The team chose to study retinoblastoma because its causes remain poorly understood. They sought to examine associations between perinatal factors and cancer risk in California children. They identified 609 retinoblastoma cases, 420 that occurred in one eye (unilateral) and 187 that occurred in both eyes (bilateral). They randomly selected more than 200,000 control children without cancer from the California birth rolls. The source of most of the risk factor data in this study was information from birth certificates, Ritz said.
Retinoblastoma is the result of the loss or mutation of both alleles of the RB1 tumor suppressor gene. About 40 percent of cases are considered hereditary, and most of these present as bilateral disease.
"In conclusion, we observed risk of retinoblastoma to be related to several risk factors," the study states. "Bilateral disease risk was higher among children of older fathers, and among children of multiple birth pregnancies. We observed a higher risk of unilateral disease among children of U.S.-born Latina women. Further research should be done to confirm this finding and to examine the unique risks experienced in this population."
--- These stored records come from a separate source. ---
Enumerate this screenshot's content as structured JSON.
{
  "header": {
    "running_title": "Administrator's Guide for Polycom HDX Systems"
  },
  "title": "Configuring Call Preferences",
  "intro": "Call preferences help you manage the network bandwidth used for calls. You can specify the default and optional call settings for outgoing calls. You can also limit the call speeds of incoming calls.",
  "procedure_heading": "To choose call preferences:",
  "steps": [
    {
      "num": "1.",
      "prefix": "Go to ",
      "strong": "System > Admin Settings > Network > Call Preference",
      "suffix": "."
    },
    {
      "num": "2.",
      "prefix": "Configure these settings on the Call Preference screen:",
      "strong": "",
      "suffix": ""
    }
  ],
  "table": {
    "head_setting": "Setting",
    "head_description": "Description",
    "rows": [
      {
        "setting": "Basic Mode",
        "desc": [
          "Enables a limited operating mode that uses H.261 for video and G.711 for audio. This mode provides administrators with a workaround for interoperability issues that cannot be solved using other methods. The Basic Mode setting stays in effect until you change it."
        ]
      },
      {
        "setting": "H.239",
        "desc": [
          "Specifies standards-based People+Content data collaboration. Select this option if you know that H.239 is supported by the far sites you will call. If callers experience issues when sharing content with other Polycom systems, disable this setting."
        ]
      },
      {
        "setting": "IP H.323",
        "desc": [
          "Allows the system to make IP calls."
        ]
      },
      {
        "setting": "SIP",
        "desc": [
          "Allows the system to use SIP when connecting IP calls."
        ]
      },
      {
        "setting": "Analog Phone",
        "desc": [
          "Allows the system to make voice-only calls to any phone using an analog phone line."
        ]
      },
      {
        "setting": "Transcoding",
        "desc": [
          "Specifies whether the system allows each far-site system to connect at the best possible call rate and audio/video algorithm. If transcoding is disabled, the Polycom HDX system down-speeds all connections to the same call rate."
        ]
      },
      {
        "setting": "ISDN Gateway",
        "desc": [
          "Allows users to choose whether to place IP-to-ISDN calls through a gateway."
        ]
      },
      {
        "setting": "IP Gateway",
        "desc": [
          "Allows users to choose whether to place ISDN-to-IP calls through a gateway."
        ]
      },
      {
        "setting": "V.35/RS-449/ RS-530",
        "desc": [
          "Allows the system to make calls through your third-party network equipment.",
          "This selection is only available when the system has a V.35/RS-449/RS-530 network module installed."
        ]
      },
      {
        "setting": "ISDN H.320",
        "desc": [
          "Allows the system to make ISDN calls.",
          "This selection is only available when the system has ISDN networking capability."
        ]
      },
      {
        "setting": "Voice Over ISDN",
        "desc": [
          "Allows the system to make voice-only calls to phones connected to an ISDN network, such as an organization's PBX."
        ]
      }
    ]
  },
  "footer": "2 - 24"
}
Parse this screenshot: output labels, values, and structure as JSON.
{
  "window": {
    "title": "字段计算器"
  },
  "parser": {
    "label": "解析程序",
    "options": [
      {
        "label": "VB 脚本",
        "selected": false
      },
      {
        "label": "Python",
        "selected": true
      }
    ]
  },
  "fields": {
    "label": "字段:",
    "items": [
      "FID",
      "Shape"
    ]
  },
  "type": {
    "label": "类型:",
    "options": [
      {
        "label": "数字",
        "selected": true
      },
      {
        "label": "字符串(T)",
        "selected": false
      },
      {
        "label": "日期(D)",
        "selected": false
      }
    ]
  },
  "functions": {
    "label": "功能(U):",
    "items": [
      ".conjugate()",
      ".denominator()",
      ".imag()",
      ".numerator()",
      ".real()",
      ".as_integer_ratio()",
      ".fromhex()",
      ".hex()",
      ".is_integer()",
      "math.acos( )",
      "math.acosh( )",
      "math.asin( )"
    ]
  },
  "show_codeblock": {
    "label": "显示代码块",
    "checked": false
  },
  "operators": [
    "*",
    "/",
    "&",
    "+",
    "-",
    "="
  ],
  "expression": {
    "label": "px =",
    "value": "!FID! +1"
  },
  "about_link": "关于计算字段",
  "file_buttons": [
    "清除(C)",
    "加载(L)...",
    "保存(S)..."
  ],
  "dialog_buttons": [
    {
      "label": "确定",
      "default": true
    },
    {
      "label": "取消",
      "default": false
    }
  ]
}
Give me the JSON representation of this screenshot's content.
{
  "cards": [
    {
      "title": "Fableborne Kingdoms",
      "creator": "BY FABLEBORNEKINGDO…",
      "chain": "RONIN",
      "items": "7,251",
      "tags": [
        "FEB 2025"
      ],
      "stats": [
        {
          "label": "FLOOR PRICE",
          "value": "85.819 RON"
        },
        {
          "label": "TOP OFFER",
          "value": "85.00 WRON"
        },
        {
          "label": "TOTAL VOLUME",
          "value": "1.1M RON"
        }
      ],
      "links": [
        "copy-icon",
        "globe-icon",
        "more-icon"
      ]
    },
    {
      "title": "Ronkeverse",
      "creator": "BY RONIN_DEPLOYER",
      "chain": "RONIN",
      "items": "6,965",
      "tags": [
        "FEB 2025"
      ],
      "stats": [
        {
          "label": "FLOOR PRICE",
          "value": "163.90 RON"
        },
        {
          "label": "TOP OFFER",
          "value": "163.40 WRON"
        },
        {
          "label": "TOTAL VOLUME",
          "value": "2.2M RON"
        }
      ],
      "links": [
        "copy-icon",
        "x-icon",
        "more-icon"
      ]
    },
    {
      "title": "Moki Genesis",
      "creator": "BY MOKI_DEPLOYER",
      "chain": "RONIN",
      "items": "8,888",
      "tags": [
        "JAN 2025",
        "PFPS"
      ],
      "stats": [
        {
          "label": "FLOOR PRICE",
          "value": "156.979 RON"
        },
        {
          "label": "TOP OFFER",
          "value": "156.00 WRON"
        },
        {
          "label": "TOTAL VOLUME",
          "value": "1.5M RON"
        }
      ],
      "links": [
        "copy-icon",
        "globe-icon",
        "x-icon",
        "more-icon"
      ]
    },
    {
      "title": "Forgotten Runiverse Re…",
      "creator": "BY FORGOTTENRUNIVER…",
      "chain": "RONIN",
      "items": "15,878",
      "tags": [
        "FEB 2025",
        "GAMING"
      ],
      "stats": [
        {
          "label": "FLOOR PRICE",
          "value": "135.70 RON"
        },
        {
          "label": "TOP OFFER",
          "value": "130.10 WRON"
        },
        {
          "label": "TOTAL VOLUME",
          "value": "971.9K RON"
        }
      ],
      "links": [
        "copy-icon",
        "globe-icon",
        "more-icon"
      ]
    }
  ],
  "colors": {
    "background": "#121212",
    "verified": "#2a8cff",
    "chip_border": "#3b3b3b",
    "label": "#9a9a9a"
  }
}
|Contact: Kim Irwin|
University of California - Los Angeles Health Sciences